▼

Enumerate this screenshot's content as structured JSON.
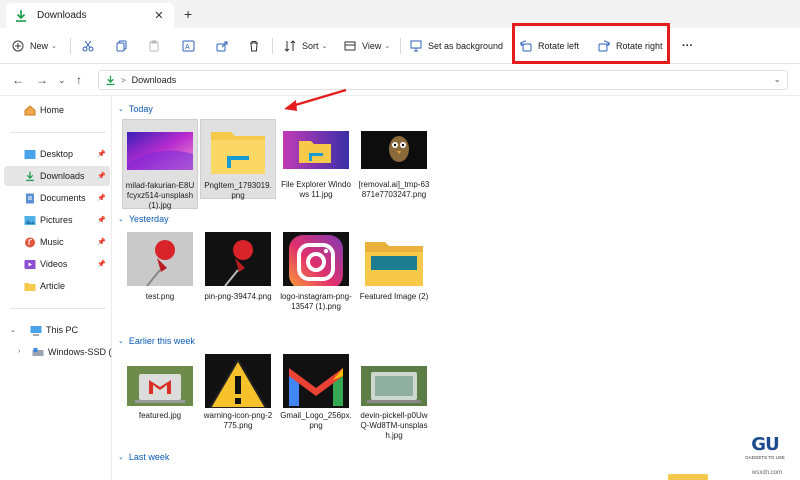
{
  "tab": {
    "title": "Downloads",
    "close": "✕",
    "new_tab": "+"
  },
  "toolbar": {
    "new_label": "New",
    "sort_label": "Sort",
    "view_label": "View",
    "set_background_label": "Set as background",
    "rotate_left_label": "Rotate left",
    "rotate_right_label": "Rotate right",
    "more_label": "···"
  },
  "address": {
    "folder": "Downloads",
    "separator": ">"
  },
  "sidebar": {
    "home": "Home",
    "desktop": "Desktop",
    "downloads": "Downloads",
    "documents": "Documents",
    "pictures": "Pictures",
    "music": "Music",
    "videos": "Videos",
    "article": "Article",
    "this_pc": "This PC",
    "windows_ssd": "Windows-SSD (C:"
  },
  "groups": {
    "today": "Today",
    "yesterday": "Yesterday",
    "earlier": "Earlier this week",
    "last_week": "Last week"
  },
  "files": {
    "f1": "milad-fakurian-E8Ufcyxz514-unsplash (1).jpg",
    "f2": "PngItem_1793019.png",
    "f3": "File Explorer Windows 11.jpg",
    "f4": "[removal.ai]_tmp-63871e7703247.png",
    "f5": "test.png",
    "f6": "pin-png-39474.png",
    "f7": "logo-instagram-png-13547 (1).png",
    "f8": "Featured Image (2)",
    "f9": "featured.jpg",
    "f10": "warning-icon-png-2775.png",
    "f11": "Gmail_Logo_256px.png",
    "f12": "devin-pickell-p0UwQ-Wd8TM-unsplash.jpg"
  },
  "watermark": {
    "logo": "GU",
    "tagline": "GADGETS TO USE",
    "site": "wsxdn.com"
  },
  "colors": {
    "highlight": "#e41c1c",
    "accent": "#0a5bb5",
    "folder": "#f6c94b"
  }
}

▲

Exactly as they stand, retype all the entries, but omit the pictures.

▶ Answer to the exercise
Enumerate this screenshot's content as structured JSON.
{
  "tab": {
    "title": "Downloads",
    "close": "✕",
    "new_tab": "+"
  },
  "toolbar": {
    "new_label": "New",
    "sort_label": "Sort",
    "view_label": "View",
    "set_background_label": "Set as background",
    "rotate_left_label": "Rotate left",
    "rotate_right_label": "Rotate right",
    "more_label": "···"
  },
  "address": {
    "folder": "Downloads",
    "separator": ">"
  },
  "sidebar": {
    "home": "Home",
    "desktop": "Desktop",
    "downloads": "Downloads",
    "documents": "Documents",
    "pictures": "Pictures",
    "music": "Music",
    "videos": "Videos",
    "article": "Article",
    "this_pc": "This PC",
    "windows_ssd": "Windows-SSD (C:"
  },
  "groups": {
    "today": "Today",
    "yesterday": "Yesterday",
    "earlier": "Earlier this week",
    "last_week": "Last week"
  },
  "files": {
    "f1": "milad-fakurian-E8Ufcyxz514-unsplash (1).jpg",
    "f2": "PngItem_1793019.png",
    "f3": "File Explorer Windows 11.jpg",
    "f4": "[removal.ai]_tmp-63871e7703247.png",
    "f5": "test.png",
    "f6": "pin-png-39474.png",
    "f7": "logo-instagram-png-13547 (1).png",
    "f8": "Featured Image (2)",
    "f9": "featured.jpg",
    "f10": "warning-icon-png-2775.png",
    "f11": "Gmail_Logo_256px.png",
    "f12": "devin-pickell-p0UwQ-Wd8TM-unsplash.jpg"
  },
  "watermark": {
    "logo": "GU",
    "tagline": "GADGETS TO USE",
    "site": "wsxdn.com"
  },
  "colors": {
    "highlight": "#e41c1c",
    "accent": "#0a5bb5",
    "folder": "#f6c94b"
  }
}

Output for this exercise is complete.